We established the Guarantee Scheme and the Financial Claims Scheme to protect depositors and Australian financial institutions. The guarantees have restored confidence and addressed the wholesale funding disadvantage that Australian banks faced as a result of the policy interventions of other countries. Consequently, Australian institutions were able to continue lending throughout the crisis.
As we take on the years ahead, I have little doubt that Australia's regulators can offer to international contemporaries some compelling and helpful insights into what we have done and how to address challenges that Beijing might face ahead.
Asia Funds Management Passport
Something that would be of great interest to fund managers is the concept of an Asia Region Funds Management Passport.
This idea comes from a recent report commissioned by the Government specifically examining how we can become a stronger financial services hub.
The Passport would be similar in concept to the UCITS (pronounced You-sits) arrangement that exists in the European Union.
It would provide a multilaterally agreed arrangement for allowing the cross border marketing of funds across participating countries. And it would obviously also help develop jobs, skills, capital flows and better regional control of funds management regulations that do cross borders. It should also help lower fees in the industry – thereby doing the right thing by consumers.
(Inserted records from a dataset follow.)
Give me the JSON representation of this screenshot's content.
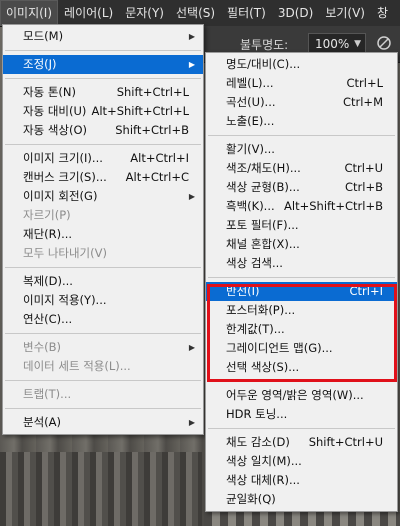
{
  "menubar": {
    "items": [
      "이미지(I)",
      "레이어(L)",
      "문자(Y)",
      "선택(S)",
      "필터(T)",
      "3D(D)",
      "보기(V)",
      "창"
    ]
  },
  "options": {
    "label": "불투명도:",
    "value": "100%",
    "brush_icon": "brush-icon"
  },
  "image_menu": {
    "items": [
      {
        "label": "모드(M)",
        "submenu": true
      },
      {
        "sep": true
      },
      {
        "label": "조정(J)",
        "submenu": true,
        "highlight": true
      },
      {
        "sep": true
      },
      {
        "label": "자동 톤(N)",
        "shortcut": "Shift+Ctrl+L"
      },
      {
        "label": "자동 대비(U)",
        "shortcut": "Alt+Shift+Ctrl+L"
      },
      {
        "label": "자동 색상(O)",
        "shortcut": "Shift+Ctrl+B"
      },
      {
        "sep": true
      },
      {
        "label": "이미지 크기(I)...",
        "shortcut": "Alt+Ctrl+I"
      },
      {
        "label": "캔버스 크기(S)...",
        "shortcut": "Alt+Ctrl+C"
      },
      {
        "label": "이미지 회전(G)",
        "submenu": true
      },
      {
        "label": "자르기(P)",
        "disabled": true
      },
      {
        "label": "재단(R)..."
      },
      {
        "label": "모두 나타내기(V)",
        "disabled": true
      },
      {
        "sep": true
      },
      {
        "label": "복제(D)..."
      },
      {
        "label": "이미지 적용(Y)..."
      },
      {
        "label": "연산(C)..."
      },
      {
        "sep": true
      },
      {
        "label": "변수(B)",
        "submenu": true,
        "disabled": true
      },
      {
        "label": "데이터 세트 적용(L)...",
        "disabled": true
      },
      {
        "sep": true
      },
      {
        "label": "트랩(T)...",
        "disabled": true
      },
      {
        "sep": true
      },
      {
        "label": "분석(A)",
        "submenu": true
      }
    ]
  },
  "adjust_menu": {
    "items": [
      {
        "label": "명도/대비(C)..."
      },
      {
        "label": "레벨(L)...",
        "shortcut": "Ctrl+L"
      },
      {
        "label": "곡선(U)...",
        "shortcut": "Ctrl+M"
      },
      {
        "label": "노출(E)..."
      },
      {
        "sep": true
      },
      {
        "label": "활기(V)..."
      },
      {
        "label": "색조/채도(H)...",
        "shortcut": "Ctrl+U"
      },
      {
        "label": "색상 균형(B)...",
        "shortcut": "Ctrl+B"
      },
      {
        "label": "흑백(K)...",
        "shortcut": "Alt+Shift+Ctrl+B"
      },
      {
        "label": "포토 필터(F)..."
      },
      {
        "label": "채널 혼합(X)..."
      },
      {
        "label": "색상 검색..."
      },
      {
        "sep": true
      },
      {
        "label": "반전(I)",
        "shortcut": "Ctrl+I",
        "highlight": true
      },
      {
        "label": "포스터화(P)..."
      },
      {
        "label": "한계값(T)..."
      },
      {
        "label": "그레이디언트 맵(G)..."
      },
      {
        "label": "선택 색상(S)..."
      },
      {
        "sep": true
      },
      {
        "label": "어두운 영역/밝은 영역(W)..."
      },
      {
        "label": "HDR 토닝..."
      },
      {
        "sep": true
      },
      {
        "label": "채도 감소(D)",
        "shortcut": "Shift+Ctrl+U"
      },
      {
        "label": "색상 일치(M)..."
      },
      {
        "label": "색상 대체(R)..."
      },
      {
        "label": "균일화(Q)"
      }
    ]
  },
  "colors": {
    "highlight": "#0a6bd2",
    "annotation": "#e0101a"
  }
}
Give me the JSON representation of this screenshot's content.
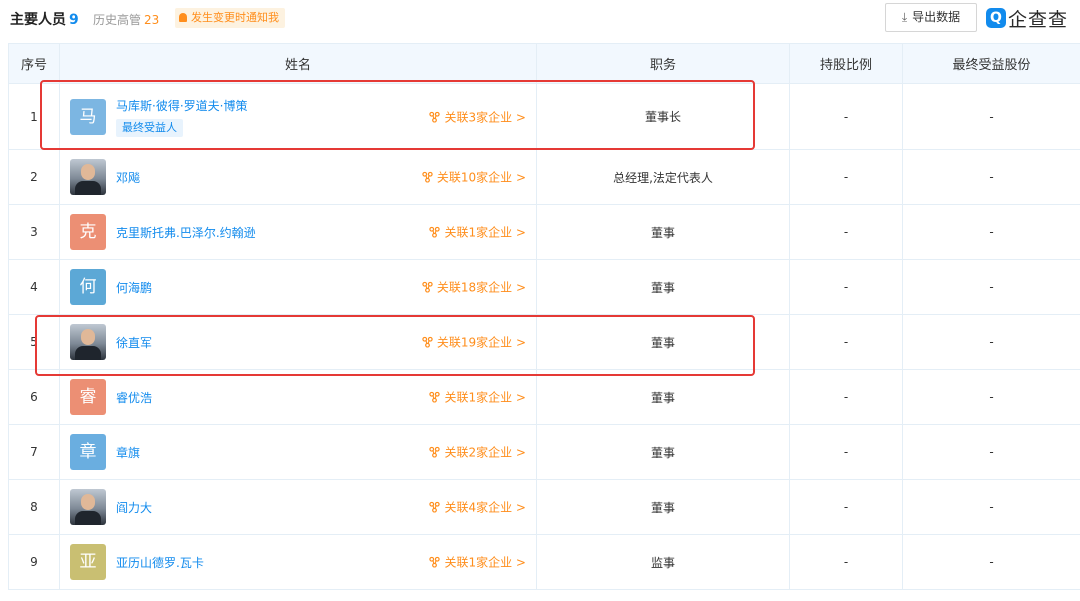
{
  "header": {
    "title": "主要人员",
    "title_count": "9",
    "history_label": "历史高管",
    "history_count": "23",
    "notify_label": "发生变更时通知我",
    "export_label": "导出数据",
    "logo_text": "企查查"
  },
  "table": {
    "columns": [
      "序号",
      "姓名",
      "职务",
      "持股比例",
      "最终受益股份"
    ],
    "rows": [
      {
        "idx": "1",
        "avatar_char": "马",
        "avatar_color": "#7cb6e2",
        "photo": false,
        "name": "马库斯·彼得·罗道夫·博策",
        "tag": "最终受益人",
        "related": "关联3家企业 >",
        "role": "董事长",
        "share": "-",
        "benefit": "-"
      },
      {
        "idx": "2",
        "avatar_char": "",
        "avatar_color": "",
        "photo": true,
        "name": "邓飚",
        "tag": "",
        "related": "关联10家企业 >",
        "role": "总经理,法定代表人",
        "share": "-",
        "benefit": "-"
      },
      {
        "idx": "3",
        "avatar_char": "克",
        "avatar_color": "#ec8f74",
        "photo": false,
        "name": "克里斯托弗.巴泽尔.约翰逊",
        "tag": "",
        "related": "关联1家企业 >",
        "role": "董事",
        "share": "-",
        "benefit": "-"
      },
      {
        "idx": "4",
        "avatar_char": "何",
        "avatar_color": "#5ca8d6",
        "photo": false,
        "name": "何海鹏",
        "tag": "",
        "related": "关联18家企业 >",
        "role": "董事",
        "share": "-",
        "benefit": "-"
      },
      {
        "idx": "5",
        "avatar_char": "",
        "avatar_color": "",
        "photo": true,
        "name": "徐直军",
        "tag": "",
        "related": "关联19家企业 >",
        "role": "董事",
        "share": "-",
        "benefit": "-"
      },
      {
        "idx": "6",
        "avatar_char": "睿",
        "avatar_color": "#ec8f74",
        "photo": false,
        "name": "睿优浩",
        "tag": "",
        "related": "关联1家企业 >",
        "role": "董事",
        "share": "-",
        "benefit": "-"
      },
      {
        "idx": "7",
        "avatar_char": "章",
        "avatar_color": "#6aaee0",
        "photo": false,
        "name": "章旗",
        "tag": "",
        "related": "关联2家企业 >",
        "role": "董事",
        "share": "-",
        "benefit": "-"
      },
      {
        "idx": "8",
        "avatar_char": "",
        "avatar_color": "",
        "photo": true,
        "name": "阎力大",
        "tag": "",
        "related": "关联4家企业 >",
        "role": "董事",
        "share": "-",
        "benefit": "-"
      },
      {
        "idx": "9",
        "avatar_char": "亚",
        "avatar_color": "#c9bf72",
        "photo": false,
        "name": "亚历山德罗.瓦卡",
        "tag": "",
        "related": "关联1家企业 >",
        "role": "监事",
        "share": "-",
        "benefit": "-"
      }
    ]
  },
  "colors": {
    "accent": "#128bed",
    "orange": "#ff8e1c",
    "highlight": "#e53935"
  }
}
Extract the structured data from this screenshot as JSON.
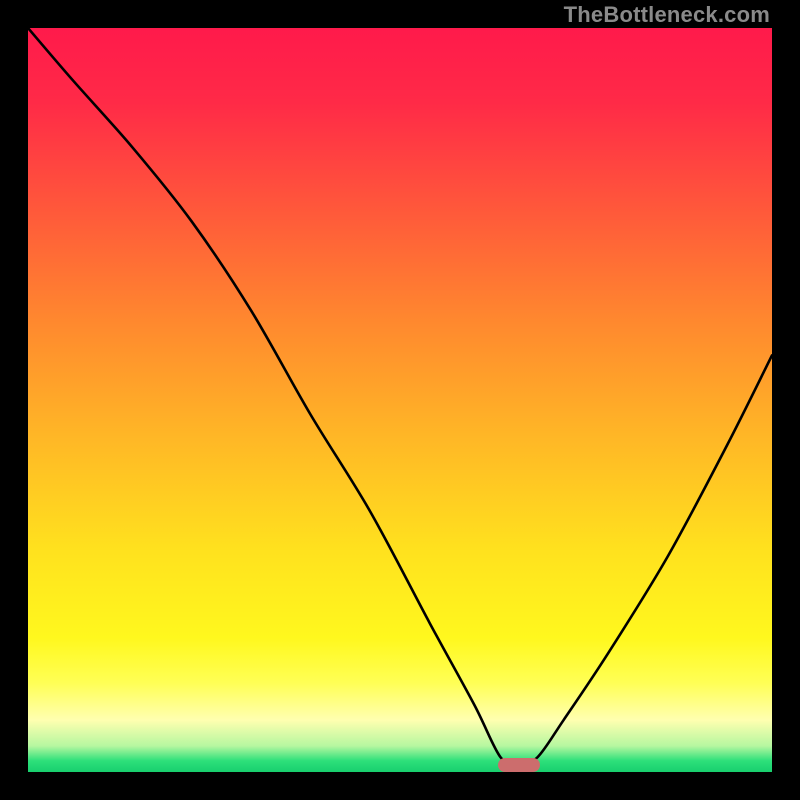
{
  "watermark": {
    "text": "TheBottleneck.com"
  },
  "marker": {
    "x_pct": 66,
    "y_pct": 99.1,
    "color": "#cc6d6d"
  },
  "gradient": {
    "stops": [
      {
        "offset": 0.0,
        "color": "#ff1a4b"
      },
      {
        "offset": 0.1,
        "color": "#ff2a47"
      },
      {
        "offset": 0.25,
        "color": "#ff5a3a"
      },
      {
        "offset": 0.4,
        "color": "#ff8a2e"
      },
      {
        "offset": 0.55,
        "color": "#ffb726"
      },
      {
        "offset": 0.7,
        "color": "#ffe11e"
      },
      {
        "offset": 0.82,
        "color": "#fff81e"
      },
      {
        "offset": 0.88,
        "color": "#ffff55"
      },
      {
        "offset": 0.93,
        "color": "#ffffb0"
      },
      {
        "offset": 0.965,
        "color": "#b6f7a0"
      },
      {
        "offset": 0.985,
        "color": "#2de07a"
      },
      {
        "offset": 1.0,
        "color": "#18cf6e"
      }
    ]
  },
  "chart_data": {
    "type": "line",
    "title": "",
    "xlabel": "",
    "ylabel": "",
    "xlim": [
      0,
      100
    ],
    "ylim": [
      0,
      100
    ],
    "grid": false,
    "series": [
      {
        "name": "bottleneck-curve",
        "x": [
          0,
          6,
          14,
          22,
          30,
          38,
          46,
          54,
          60,
          63.5,
          66,
          68.5,
          72,
          78,
          86,
          94,
          100
        ],
        "y": [
          100,
          93,
          84,
          74,
          62,
          48,
          35,
          20,
          9,
          2,
          1,
          2,
          7,
          16,
          29,
          44,
          56
        ]
      }
    ],
    "annotations": [
      {
        "type": "pill",
        "x": 66,
        "y": 1,
        "color": "#cc6d6d",
        "meaning": "optimal-point"
      }
    ]
  }
}
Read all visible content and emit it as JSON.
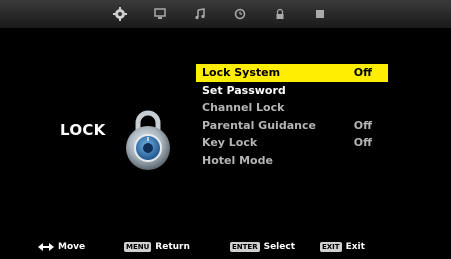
{
  "tabs": [
    {
      "icon": "gear-icon",
      "active": true
    },
    {
      "icon": "monitor-icon",
      "active": false
    },
    {
      "icon": "music-note-icon",
      "active": false
    },
    {
      "icon": "clock-icon",
      "active": false
    },
    {
      "icon": "lock-icon",
      "active": false
    },
    {
      "icon": "square-icon",
      "active": false
    }
  ],
  "section": {
    "title": "LOCK"
  },
  "menu": {
    "items": [
      {
        "label": "Lock System",
        "value": "Off",
        "selected": true
      },
      {
        "label": "Set Password",
        "value": ""
      },
      {
        "label": "Channel Lock",
        "value": ""
      },
      {
        "label": "Parental Guidance",
        "value": "Off"
      },
      {
        "label": "Key Lock",
        "value": "Off"
      },
      {
        "label": "Hotel Mode",
        "value": ""
      }
    ]
  },
  "footer": {
    "move": "Move",
    "menu_key": "MENU",
    "return": "Return",
    "enter_key": "ENTER",
    "select": "Select",
    "exit_key": "EXIT",
    "exit": "Exit"
  },
  "colors": {
    "highlight": "#ffee00",
    "background": "#000000"
  }
}
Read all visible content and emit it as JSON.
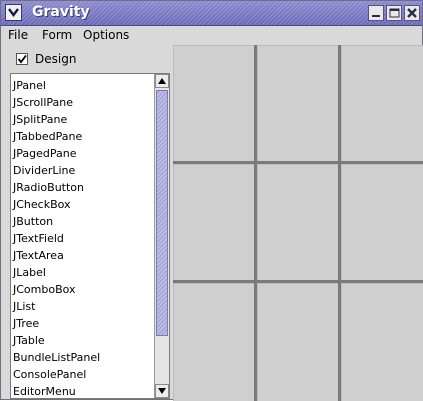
{
  "window": {
    "title": "Gravity",
    "colors": {
      "titlebar": "#7676c2",
      "scroll_thumb": "#a8a8dc",
      "panel": "#d9d9d9",
      "cell": "#cfcfcf"
    }
  },
  "menu": {
    "items": [
      "File",
      "Form",
      "Options"
    ]
  },
  "design_toggle": {
    "label": "Design",
    "checked": true
  },
  "components": {
    "items": [
      "JPanel",
      "JScrollPane",
      "JSplitPane",
      "JTabbedPane",
      "JPagedPane",
      "DividerLine",
      "JRadioButton",
      "JCheckBox",
      "JButton",
      "JTextField",
      "JTextArea",
      "JLabel",
      "JComboBox",
      "JList",
      "JTree",
      "JTable",
      "BundleListPanel",
      "ConsolePanel",
      "EditorMenu"
    ]
  },
  "grid": {
    "rows": 3,
    "columns": 3
  }
}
We have a strong economic base and a strong outlook common to both countries. We need to properly understand and earnestly discuss this to ensure we neither take our complimentary circumstances for granted nor misunderstand why we have the strong platform we now do.
And as I emphasised at the beginning, we should continue to base our dialogue on the story of respect.
That Chinese visitors are our fourth largest source of tourism (some 366,000 in 2009) is a story of respect.
That the last census showed that Chinese born Australian citizens or residents numbered 203,000 – the fourth largest of our foreign borns after the UK, New Zealand and Italy – this is a story of respect.
That nearly 4 percent of our residents nominated having a Chinese ancestry in 2006. After English, Cantonese is the third most common spoken in our country after Italian and Greek – this also is a story of respect.
These are all facts about our Australia. But they are chapters of a story titled respect.
Australia and China, at all levels of interaction – citizen, academic, business, diplomatic – we must remain committed to ideas and citing opportunities to secure the next chapter of a good economic relationship.
There will be opportunities for Australia to export more manufactured goods as China's domestic consumption gets hungrier not just for raw resources but for more elaborately transformed manufactured parts and goods.
There is a real emerging opportunity for Australia to exploit the advantages of hosting a world leading education system and research and development base – a skills and ideas factory in essence – and help China and many developing economies find the renewable energy and green collar workforce solutions that the world is asking for.
And there is genuine opportunity for Australia to get increasingly comfortable with our cultural and political integration and relationship with China, even if some aspects of this are non-negotiable for us.
We are a country with a minimum wage, compulsory retirement savings, robust work safety laws & practices, a strong public health system, a tradition of, and future commitment to, environmental protection.
These things are not up for negotiation or reduction irrespective of how much Australia grows and despite how much robust competition a global economy throws our way.
Nevertheless as China rises and as China and Australia grow closer - there may be, indeed there will be, some excellent opportunities for Australia to talk more with our Chinese friends about how some of these Aussie institutions deepen social citizenship and in turn we can appreciate the benefits of a rising China.
Thank you for your time and best wishes for your discussions here.